* Activity: Although the entries contain pictures, repeat only their words, exactly as written.

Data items

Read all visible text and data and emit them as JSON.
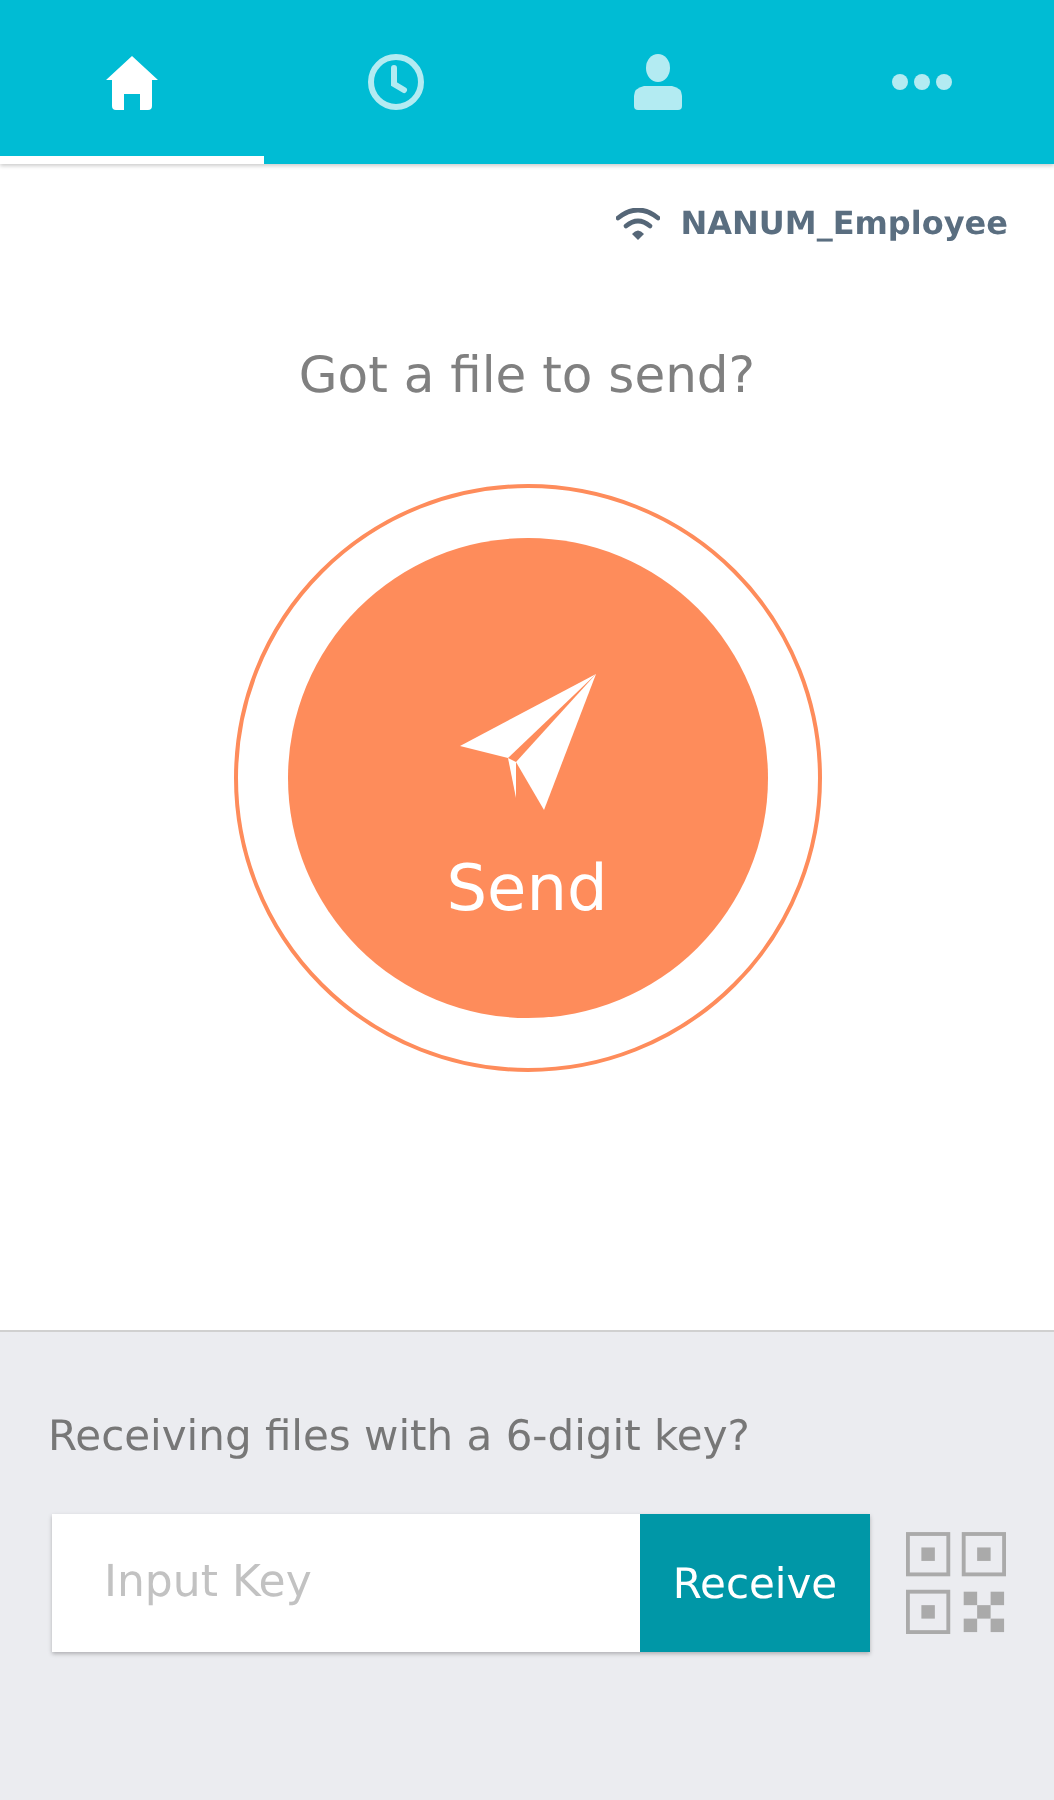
{
  "tabs": [
    {
      "kind": "home",
      "selected": true
    },
    {
      "kind": "history",
      "selected": false
    },
    {
      "kind": "profile",
      "selected": false
    },
    {
      "kind": "more",
      "selected": false
    }
  ],
  "network": {
    "name": "NANUM_Employee"
  },
  "send": {
    "prompt": "Got a file to send?",
    "button": "Send"
  },
  "receive": {
    "prompt": "Receiving files with a 6-digit key?",
    "placeholder": "Input Key",
    "button": "Receive"
  }
}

* Result:
Read all visible text and data and emit them as JSON.
{
  "tabs": [
    {
      "kind": "home",
      "selected": true
    },
    {
      "kind": "history",
      "selected": false
    },
    {
      "kind": "profile",
      "selected": false
    },
    {
      "kind": "more",
      "selected": false
    }
  ],
  "network": {
    "name": "NANUM_Employee"
  },
  "send": {
    "prompt": "Got a file to send?",
    "button": "Send"
  },
  "receive": {
    "prompt": "Receiving files with a 6-digit key?",
    "placeholder": "Input Key",
    "button": "Receive"
  }
}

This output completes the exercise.